What you are asked to do: Below is a listing. Gather each line of it that contains "name".

Entries shown:
....

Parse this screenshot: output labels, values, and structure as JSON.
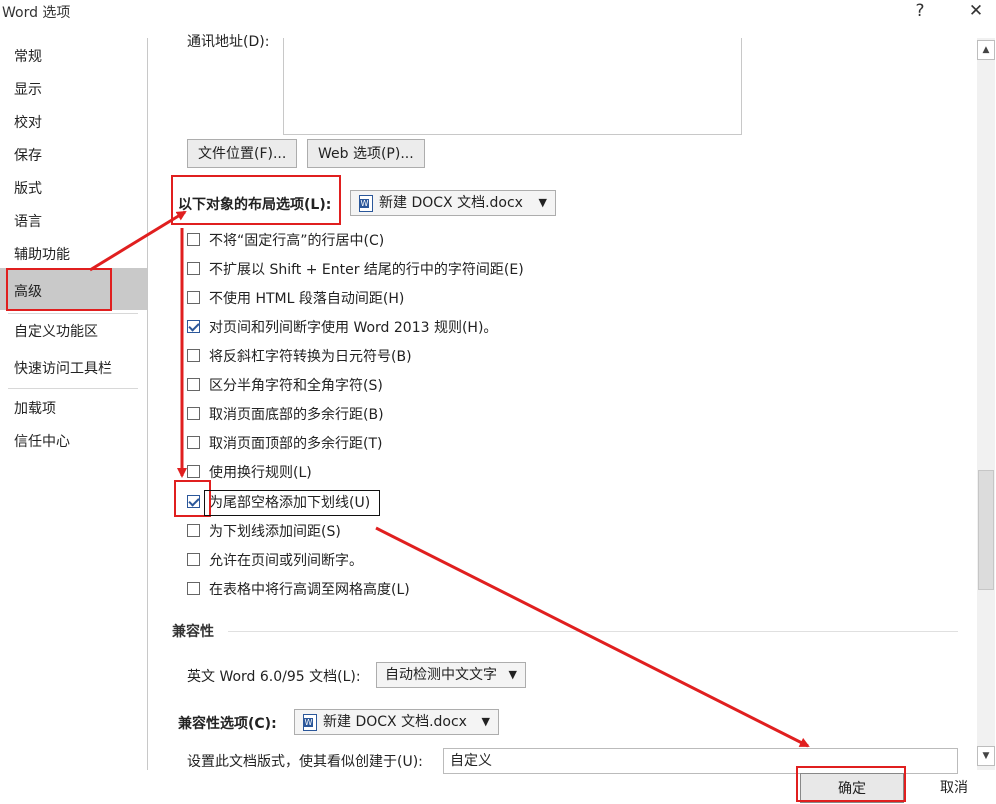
{
  "window": {
    "title": "Word 选项",
    "help_label": "?",
    "close_label": "✕"
  },
  "sidebar": {
    "items": [
      {
        "label": "常规"
      },
      {
        "label": "显示"
      },
      {
        "label": "校对"
      },
      {
        "label": "保存"
      },
      {
        "label": "版式"
      },
      {
        "label": "语言"
      },
      {
        "label": "辅助功能"
      },
      {
        "label": "高级"
      },
      {
        "label": "自定义功能区"
      },
      {
        "label": "快速访问工具栏"
      },
      {
        "label": "加载项"
      },
      {
        "label": "信任中心"
      }
    ],
    "selected": "高级"
  },
  "main": {
    "address_label": "通讯地址(D):",
    "file_locations_button": "文件位置(F)...",
    "web_options_button": "Web 选项(P)...",
    "layout_options_label": "以下对象的布局选项(L):",
    "layout_doc_select": "新建 DOCX 文档.docx",
    "checkboxes": [
      {
        "label": "不将“固定行高”的行居中(C)",
        "checked": false
      },
      {
        "label": "不扩展以 Shift + Enter 结尾的行中的字符间距(E)",
        "checked": false
      },
      {
        "label": "不使用 HTML 段落自动间距(H)",
        "checked": false
      },
      {
        "label": "对页间和列间断字使用 Word 2013 规则(H)。",
        "checked": true
      },
      {
        "label": "将反斜杠字符转换为日元符号(B)",
        "checked": false
      },
      {
        "label": "区分半角字符和全角字符(S)",
        "checked": false
      },
      {
        "label": "取消页面底部的多余行距(B)",
        "checked": false
      },
      {
        "label": "取消页面顶部的多余行距(T)",
        "checked": false
      },
      {
        "label": "使用换行规则(L)",
        "checked": false
      },
      {
        "label": "为尾部空格添加下划线(U)",
        "checked": true
      },
      {
        "label": "为下划线添加间距(S)",
        "checked": false
      },
      {
        "label": "允许在页间或列间断字。",
        "checked": false
      },
      {
        "label": "在表格中将行高调至网格高度(L)",
        "checked": false
      }
    ],
    "compat_section_label": "兼容性",
    "english_word_label": "英文 Word 6.0/95 文档(L):",
    "english_word_select": "自动检测中文文字",
    "compat_options_label": "兼容性选项(C):",
    "compat_doc_select": "新建 DOCX 文档.docx",
    "layout_created_label": "设置此文档版式，使其看似创建于(U):",
    "layout_created_value": "自定义"
  },
  "footer": {
    "ok_label": "确定",
    "cancel_label": "取消"
  },
  "colors": {
    "annotation_red": "#e01f1f",
    "selected_nav_bg": "#c9c9c9",
    "check_blue": "#2b579a"
  }
}
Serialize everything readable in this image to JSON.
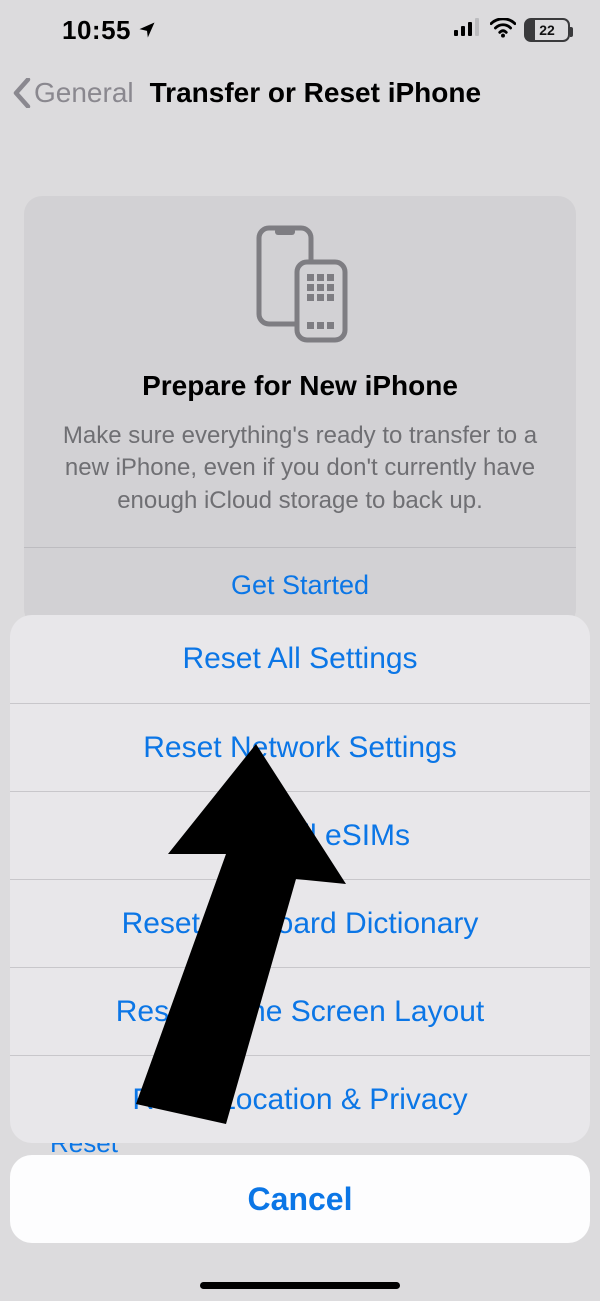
{
  "status": {
    "time": "10:55",
    "battery": "22"
  },
  "nav": {
    "back_label": "General",
    "title": "Transfer or Reset iPhone"
  },
  "card": {
    "title": "Prepare for New iPhone",
    "description": "Make sure everything's ready to transfer to a new iPhone, even if you don't currently have enough iCloud storage to back up.",
    "cta": "Get Started"
  },
  "peek": {
    "reset": "Reset"
  },
  "sheet": {
    "items": [
      "Reset All Settings",
      "Reset Network Settings",
      "Delete All eSIMs",
      "Reset Keyboard Dictionary",
      "Reset Home Screen Layout",
      "Reset Location & Privacy"
    ],
    "cancel": "Cancel"
  }
}
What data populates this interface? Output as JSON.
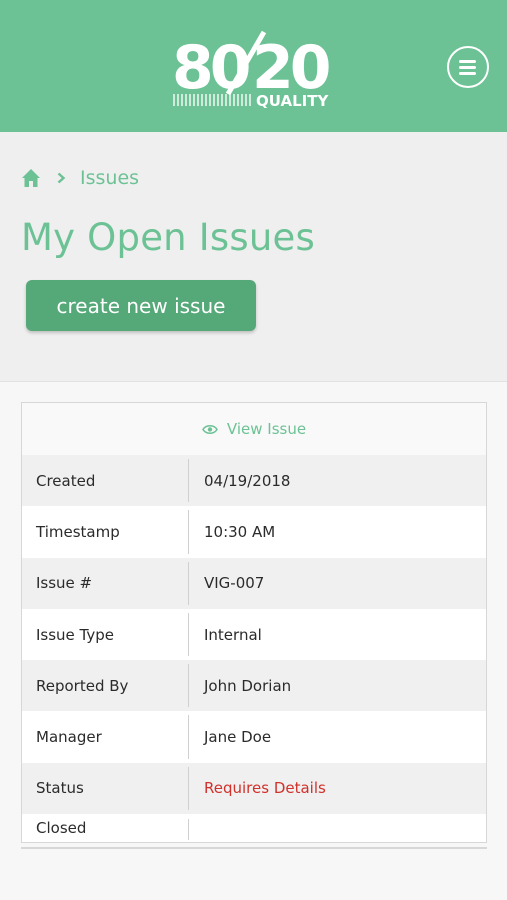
{
  "header": {
    "logo_text_left": "80",
    "logo_text_right": "20",
    "logo_subtext": "QUALITY",
    "brand_color": "#6cc295"
  },
  "breadcrumb": {
    "home_icon": "home-icon",
    "separator_icon": "chevron-right-icon",
    "current": "Issues"
  },
  "page": {
    "title": "My Open Issues",
    "create_button": "create new issue"
  },
  "issue_card": {
    "view_link": "View Issue",
    "view_icon": "eye-icon",
    "rows": [
      {
        "label": "Created",
        "value": "04/19/2018"
      },
      {
        "label": "Timestamp",
        "value": "10:30 AM"
      },
      {
        "label": "Issue #",
        "value": "VIG-007"
      },
      {
        "label": "Issue Type",
        "value": "Internal"
      },
      {
        "label": "Reported By",
        "value": "John Dorian"
      },
      {
        "label": "Manager",
        "value": "Jane Doe"
      },
      {
        "label": "Status",
        "value": "Requires Details"
      },
      {
        "label": "Closed",
        "value": ""
      }
    ],
    "status_color": "#d1312b"
  }
}
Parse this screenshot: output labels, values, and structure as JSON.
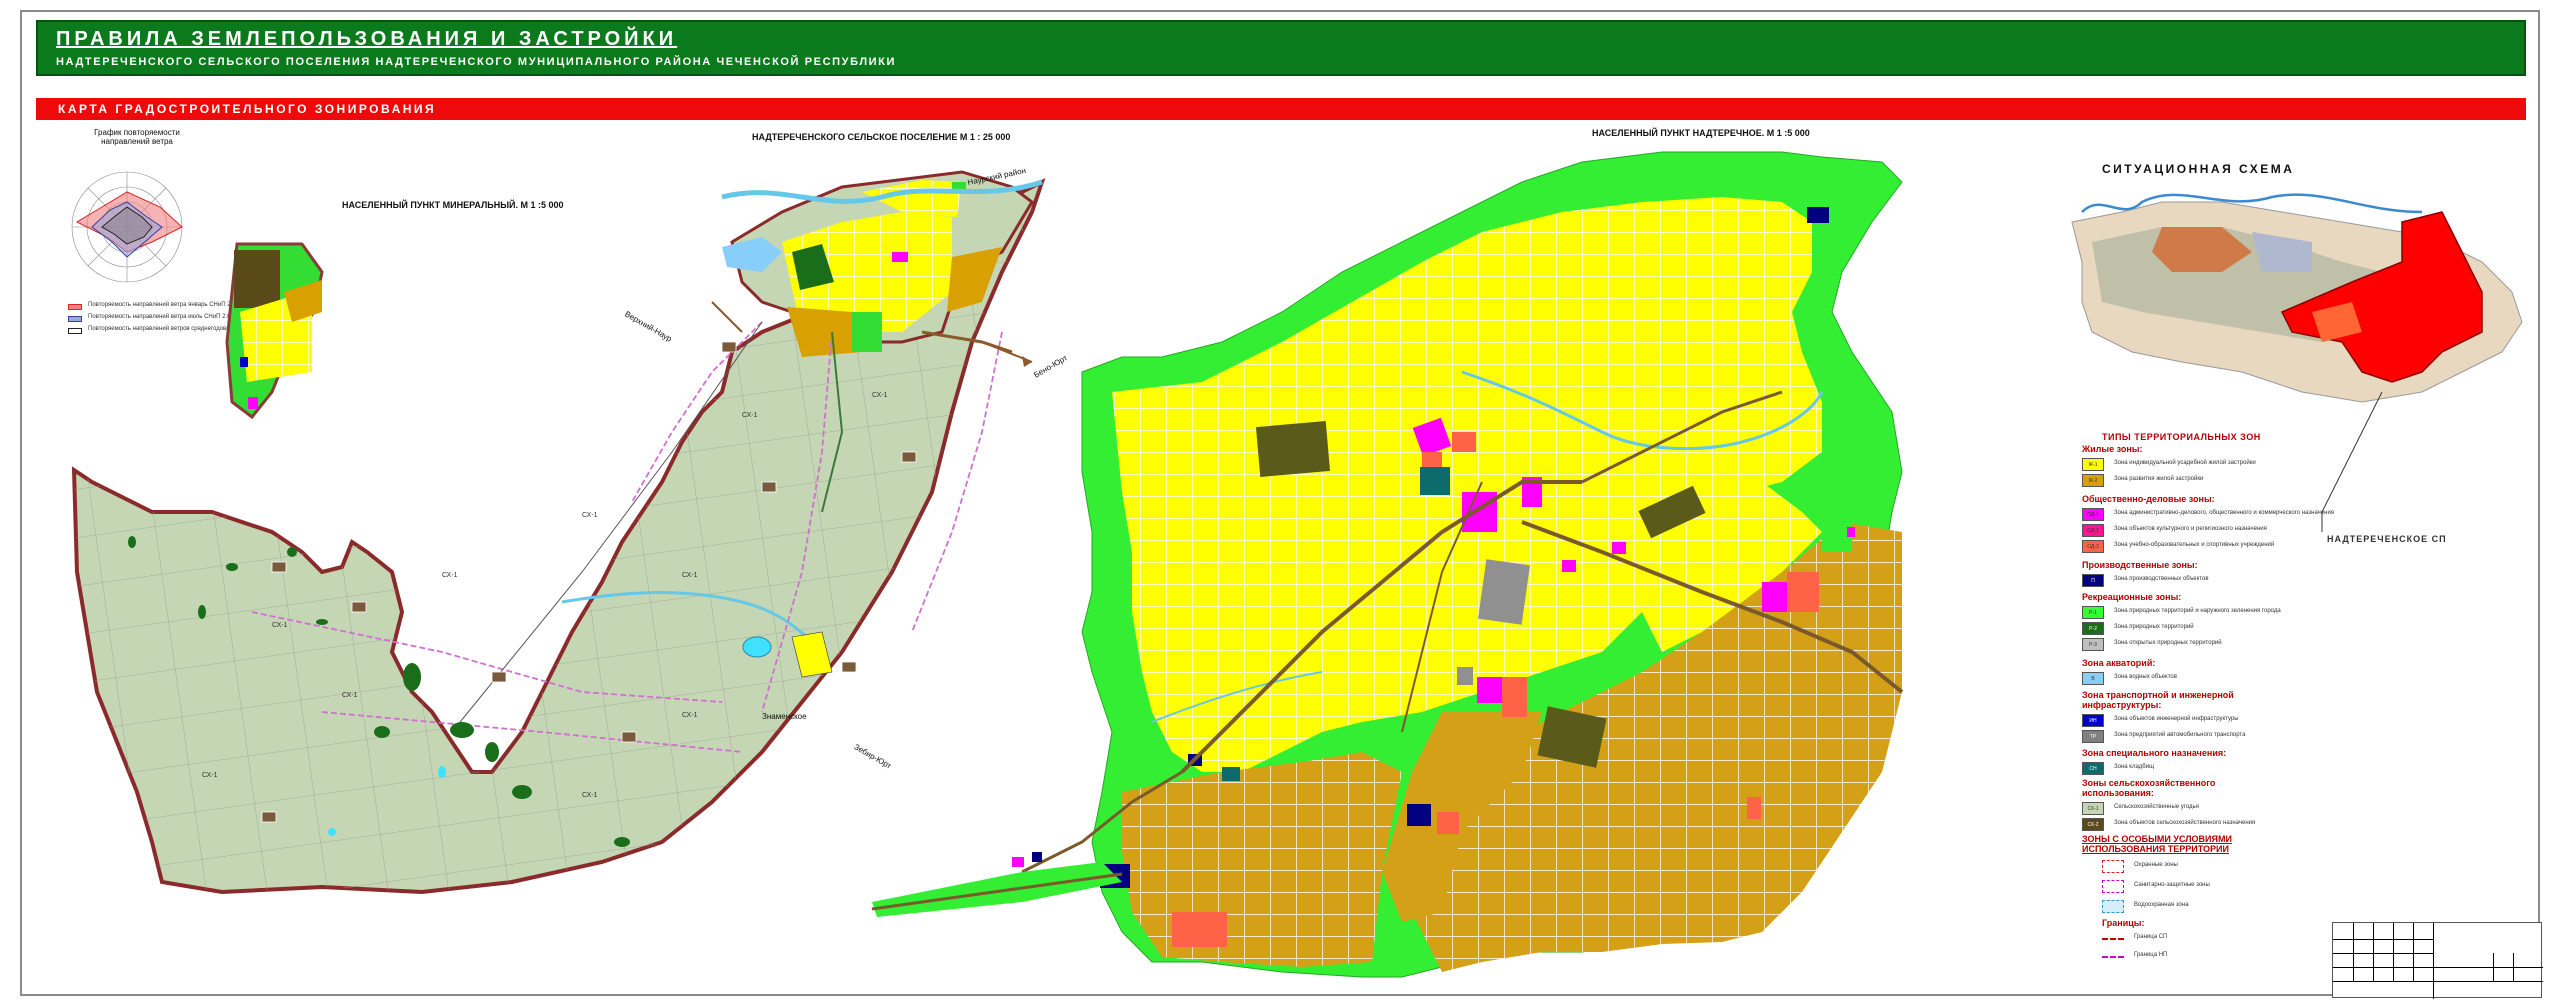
{
  "header": {
    "title": "ПРАВИЛА ЗЕМЛЕПОЛЬЗОВАНИЯ И ЗАСТРОЙКИ",
    "subtitle": "НАДТЕРЕЧЕНСКОГО СЕЛЬСКОГО ПОСЕЛЕНИЯ НАДТЕРЕЧЕНСКОГО МУНИЦИПАЛЬНОГО РАЙОНА  ЧЕЧЕНСКОЙ РЕСПУБЛИКИ"
  },
  "section_bar": {
    "label": "КАРТА ГРАДОСТРОИТЕЛЬНОГО ЗОНИРОВАНИЯ"
  },
  "wind_rose": {
    "title": "График повторяемости направлений ветра",
    "legend": [
      "Повторяемость направлений ветра январь СНиП 2.01.01-82",
      "Повторяемость направлений ветра июль СНиП 2.01.01-82",
      "Повторяемость направлений ветров среднегодовая СЛП Чеченской республики"
    ]
  },
  "maps": {
    "settlement_scale": "НАДТЕРЕЧЕНСКОГО СЕЛЬСКОЕ ПОСЕЛЕНИЕ М 1 : 25 000",
    "mineralny_scale": "НАСЕЛЕННЫЙ ПУНКТ МИНЕРАЛЬНЫЙ. М 1 :5 000",
    "nadterechnoe_scale": "НАСЕЛЕННЫЙ ПУНКТ НАДТЕРЕЧНОЕ. М 1 :5 000",
    "neighbors": [
      "Наурский район",
      "Верхний-Наур",
      "Знаменское",
      "Бено-Юрт",
      "Зебир-Юрт"
    ],
    "zone_code": "СХ-1"
  },
  "situation": {
    "title": "СИТУАЦИОННАЯ СХЕМА",
    "callout": "НАДТЕРЕЧЕНСКОЕ СП"
  },
  "legend": {
    "title": "ТИПЫ ТЕРРИТОРИАЛЬНЫХ ЗОН",
    "groups": [
      {
        "name": "Жилые зоны:",
        "items": [
          {
            "code": "Ж-1",
            "color": "#ffff00",
            "label": "Зона индивидуальной усадебной жилой застройки"
          },
          {
            "code": "Ж-2",
            "color": "#d8a000",
            "label": "Зона развития жилой застройки"
          }
        ]
      },
      {
        "name": "Общественно-деловые зоны:",
        "items": [
          {
            "code": "ОД-1",
            "color": "#ff00ff",
            "label": "Зона административно-делового, общественного и коммерческого назначения"
          },
          {
            "code": "ОД-2",
            "color": "#ff1493",
            "label": "Зона объектов культурного и религиозного назначения"
          },
          {
            "code": "ОД-3",
            "color": "#ff6347",
            "label": "Зона учебно-образовательных и спортивных учреждений"
          }
        ]
      },
      {
        "name": "Производственные зоны:",
        "items": [
          {
            "code": "П",
            "color": "#000080",
            "label": "Зона производственных объектов"
          }
        ]
      },
      {
        "name": "Рекреационные зоны:",
        "items": [
          {
            "code": "Р-1",
            "color": "#33ff33",
            "label": "Зона природных территорий и наружного зеленения города"
          },
          {
            "code": "Р-2",
            "color": "#1a6e1a",
            "label": "Зона природных территорий"
          },
          {
            "code": "Р-3",
            "color": "#bfbfbf",
            "label": "Зона открытых природных территорий"
          }
        ]
      },
      {
        "name": "Зона акваторий:",
        "items": [
          {
            "code": "В",
            "color": "#87cefa",
            "label": "Зона водных объектов"
          }
        ]
      },
      {
        "name": "Зона транспортной и инженерной инфраструктуры:",
        "items": [
          {
            "code": "ИН",
            "color": "#0000cc",
            "label": "Зона объектов инженерной инфраструктуры"
          },
          {
            "code": "ТР",
            "color": "#808080",
            "label": "Зона предприятий автомобильного транспорта"
          }
        ]
      },
      {
        "name": "Зона специального назначения:",
        "items": [
          {
            "code": "СН",
            "color": "#0d6b6b",
            "label": "Зона кладбищ"
          }
        ]
      },
      {
        "name": "Зоны сельскохозяйственного использования:",
        "items": [
          {
            "code": "СХ-1",
            "color": "#c5d6b5",
            "label": "Сельскохозяйственные угодья"
          },
          {
            "code": "СХ-2",
            "color": "#5a4a1a",
            "label": "Зона объектов сельскохозяйственного назначения"
          }
        ]
      },
      {
        "name": "ЗОНЫ С ОСОБЫМИ УСЛОВИЯМИ ИСПОЛЬЗОВАНИЯ ТЕРРИТОРИИ",
        "items": [
          {
            "code": "",
            "color": "#ffffff",
            "label": "Охранные зоны"
          },
          {
            "code": "",
            "color": "#ffffff",
            "label": "Санитарно-защитные зоны"
          },
          {
            "code": "",
            "color": "#d6ecff",
            "label": "Водоохранная зона"
          }
        ]
      },
      {
        "name": "Границы:",
        "items": [
          {
            "code": "",
            "color": "#ffffff",
            "label": "Граница СП"
          },
          {
            "code": "",
            "color": "#ffffff",
            "label": "Граница НП"
          }
        ]
      }
    ]
  }
}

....

Output for this task:
        "name": "Жилые зоны:",
        "name": "Общественно-деловые зоны:",
        "name": "Производственные зоны:",
        "name": "Рекреационные зоны:",
        "name": "Зона акваторий:",
        "name": "Зона транспортной и инженерной инфраструктуры:",
        "name": "Зона специального назначения:",
        "name": "Зоны сельскохозяйственного использования:",
        "name": "ЗОНЫ С ОСОБЫМИ УСЛОВИЯМИ ИСПОЛЬЗОВАНИЯ ТЕРРИТОРИИ",
        "name": "Границы:",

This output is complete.